Everything in the listing below must be set down again exactly, apart from the pictures.
-----
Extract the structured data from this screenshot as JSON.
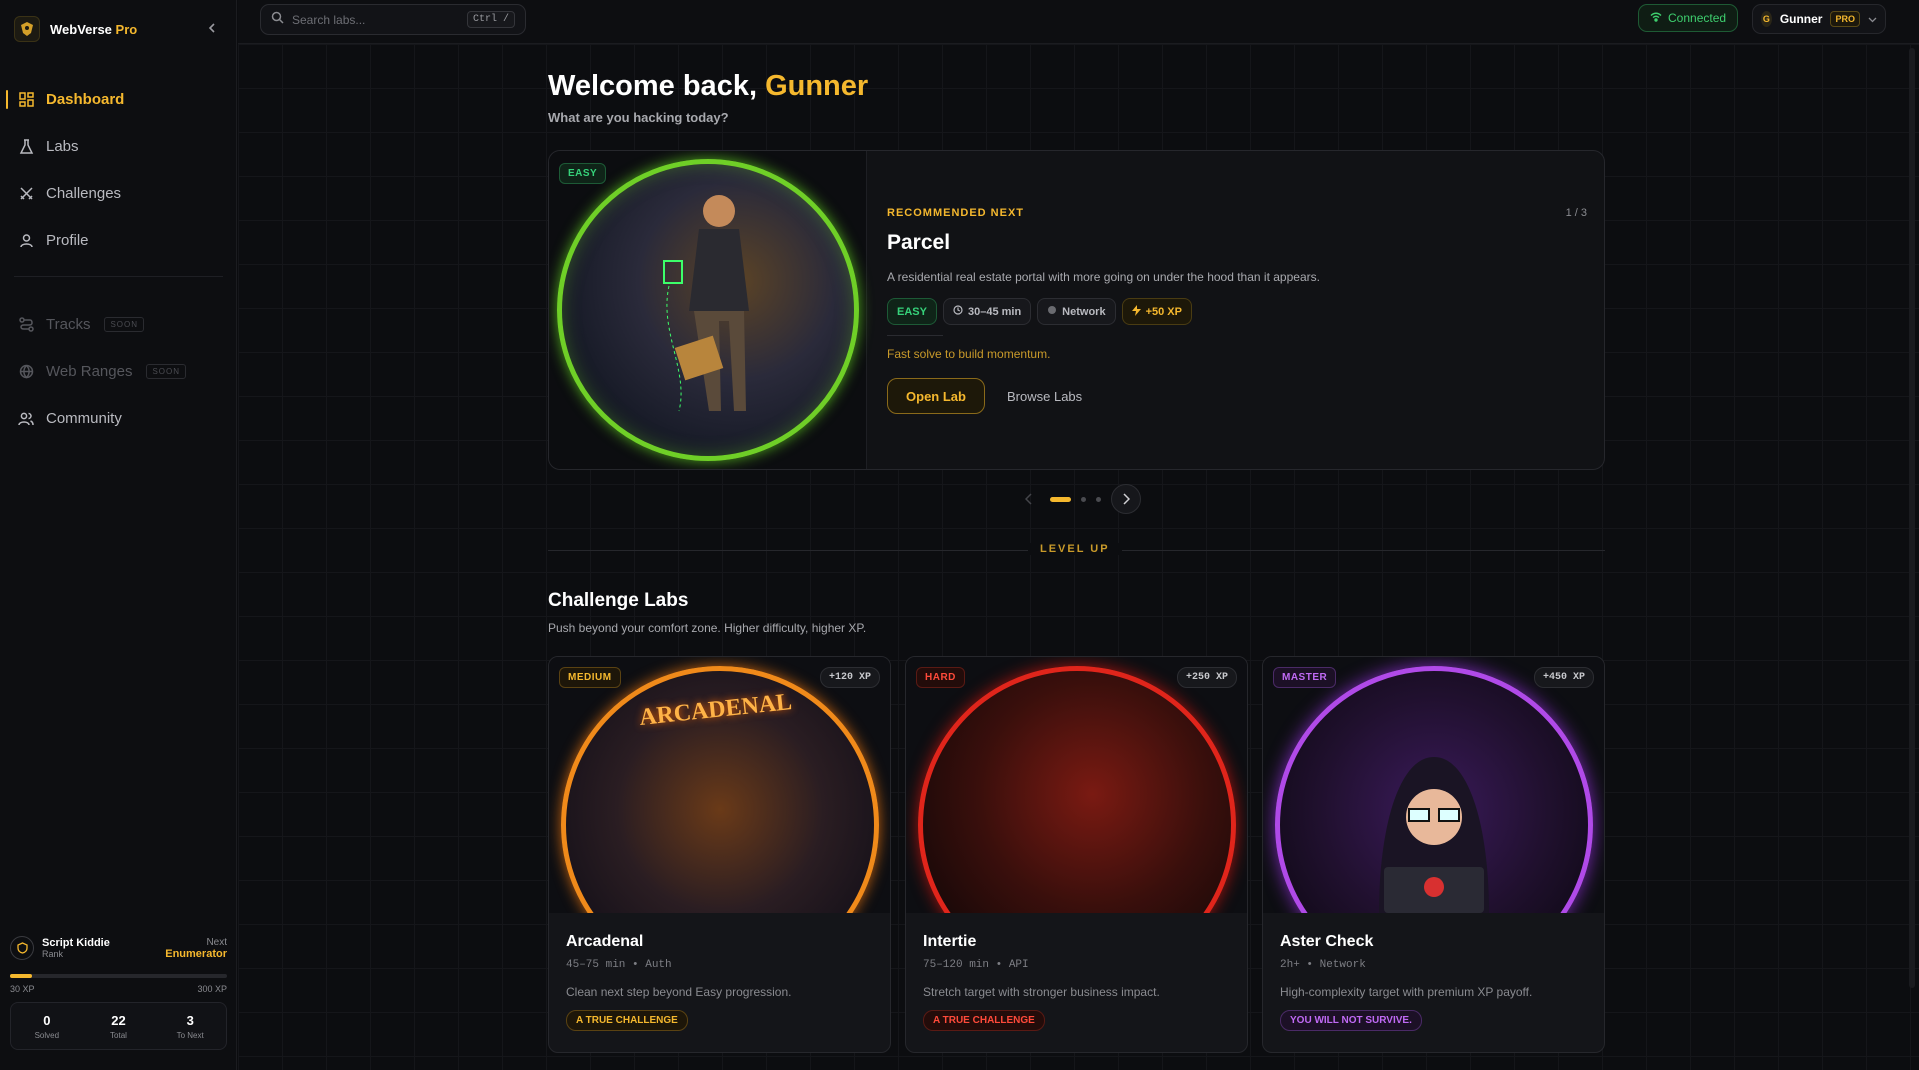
{
  "brand": {
    "name": "WebVerse",
    "suffix": "Pro"
  },
  "nav": {
    "items": [
      {
        "label": "Dashboard",
        "icon": "grid-icon",
        "active": true
      },
      {
        "label": "Labs",
        "icon": "flask-icon"
      },
      {
        "label": "Challenges",
        "icon": "swords-icon"
      },
      {
        "label": "Profile",
        "icon": "user-icon"
      }
    ],
    "soon_items": [
      {
        "label": "Tracks",
        "badge": "SOON",
        "icon": "route-icon"
      },
      {
        "label": "Web Ranges",
        "badge": "SOON",
        "icon": "globe-icon"
      }
    ],
    "community": {
      "label": "Community",
      "icon": "users-icon"
    }
  },
  "rank": {
    "title": "Script Kiddie",
    "sub": "Rank",
    "next_label": "Next",
    "next_value": "Enumerator",
    "xp_current": "30 XP",
    "xp_next": "300 XP",
    "progress": 0.1,
    "stats": [
      {
        "value": "0",
        "label": "Solved"
      },
      {
        "value": "22",
        "label": "Total"
      },
      {
        "value": "3",
        "label": "To Next"
      }
    ]
  },
  "topbar": {
    "search_placeholder": "Search labs...",
    "shortcut": "Ctrl /",
    "status": "Connected",
    "user_initial": "G",
    "user_name": "Gunner",
    "plan": "PRO"
  },
  "welcome": {
    "prefix": "Welcome back, ",
    "name": "Gunner",
    "subtitle": "What are you hacking today?"
  },
  "hero": {
    "tag": "EASY",
    "eyebrow": "RECOMMENDED NEXT",
    "counter": "1 / 3",
    "title": "Parcel",
    "description": "A residential real estate portal with more going on under the hood than it appears.",
    "chips": {
      "difficulty": "EASY",
      "time": "30–45 min",
      "category": "Network",
      "xp": "+50 XP"
    },
    "note": "Fast solve to build momentum.",
    "primary": "Open Lab",
    "secondary": "Browse Labs"
  },
  "section": {
    "label": "LEVEL UP",
    "title": "Challenge Labs",
    "subtitle": "Push beyond your comfort zone. Higher difficulty, higher XP."
  },
  "cards": [
    {
      "tag": "MEDIUM",
      "xp": "+120 XP",
      "name": "Arcadenal",
      "meta": "45–75 min • Auth",
      "desc": "Clean next step beyond Easy progression.",
      "badge": "A TRUE CHALLENGE"
    },
    {
      "tag": "HARD",
      "xp": "+250 XP",
      "name": "Intertie",
      "meta": "75–120 min • API",
      "desc": "Stretch target with stronger business impact.",
      "badge": "A TRUE CHALLENGE"
    },
    {
      "tag": "MASTER",
      "xp": "+450 XP",
      "name": "Aster Check",
      "meta": "2h+ • Network",
      "desc": "High-complexity target with premium XP payoff.",
      "badge": "YOU WILL NOT SURVIVE."
    }
  ],
  "colors": {
    "accent": "#f5b82e",
    "easy": "#36d27a",
    "hard": "#ff4a3a",
    "master": "#c06af5",
    "connected": "#3ecf6e"
  }
}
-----
ANSWER BOX:
Extract the structured data from this screenshot as JSON.
{
  "brand": {
    "name": "WebVerse",
    "suffix": "Pro"
  },
  "nav": {
    "items": [
      {
        "label": "Dashboard",
        "icon": "grid-icon",
        "active": true
      },
      {
        "label": "Labs",
        "icon": "flask-icon"
      },
      {
        "label": "Challenges",
        "icon": "swords-icon"
      },
      {
        "label": "Profile",
        "icon": "user-icon"
      }
    ],
    "soon_items": [
      {
        "label": "Tracks",
        "badge": "SOON",
        "icon": "route-icon"
      },
      {
        "label": "Web Ranges",
        "badge": "SOON",
        "icon": "globe-icon"
      }
    ],
    "community": {
      "label": "Community",
      "icon": "users-icon"
    }
  },
  "rank": {
    "title": "Script Kiddie",
    "sub": "Rank",
    "next_label": "Next",
    "next_value": "Enumerator",
    "xp_current": "30 XP",
    "xp_next": "300 XP",
    "progress": 0.1,
    "stats": [
      {
        "value": "0",
        "label": "Solved"
      },
      {
        "value": "22",
        "label": "Total"
      },
      {
        "value": "3",
        "label": "To Next"
      }
    ]
  },
  "topbar": {
    "search_placeholder": "Search labs...",
    "shortcut": "Ctrl /",
    "status": "Connected",
    "user_initial": "G",
    "user_name": "Gunner",
    "plan": "PRO"
  },
  "welcome": {
    "prefix": "Welcome back, ",
    "name": "Gunner",
    "subtitle": "What are you hacking today?"
  },
  "hero": {
    "tag": "EASY",
    "eyebrow": "RECOMMENDED NEXT",
    "counter": "1 / 3",
    "title": "Parcel",
    "description": "A residential real estate portal with more going on under the hood than it appears.",
    "chips": {
      "difficulty": "EASY",
      "time": "30–45 min",
      "category": "Network",
      "xp": "+50 XP"
    },
    "note": "Fast solve to build momentum.",
    "primary": "Open Lab",
    "secondary": "Browse Labs"
  },
  "section": {
    "label": "LEVEL UP",
    "title": "Challenge Labs",
    "subtitle": "Push beyond your comfort zone. Higher difficulty, higher XP."
  },
  "cards": [
    {
      "tag": "MEDIUM",
      "xp": "+120 XP",
      "name": "Arcadenal",
      "meta": "45–75 min • Auth",
      "desc": "Clean next step beyond Easy progression.",
      "badge": "A TRUE CHALLENGE"
    },
    {
      "tag": "HARD",
      "xp": "+250 XP",
      "name": "Intertie",
      "meta": "75–120 min • API",
      "desc": "Stretch target with stronger business impact.",
      "badge": "A TRUE CHALLENGE"
    },
    {
      "tag": "MASTER",
      "xp": "+450 XP",
      "name": "Aster Check",
      "meta": "2h+ • Network",
      "desc": "High-complexity target with premium XP payoff.",
      "badge": "YOU WILL NOT SURVIVE."
    }
  ],
  "colors": {
    "accent": "#f5b82e",
    "easy": "#36d27a",
    "hard": "#ff4a3a",
    "master": "#c06af5",
    "connected": "#3ecf6e"
  }
}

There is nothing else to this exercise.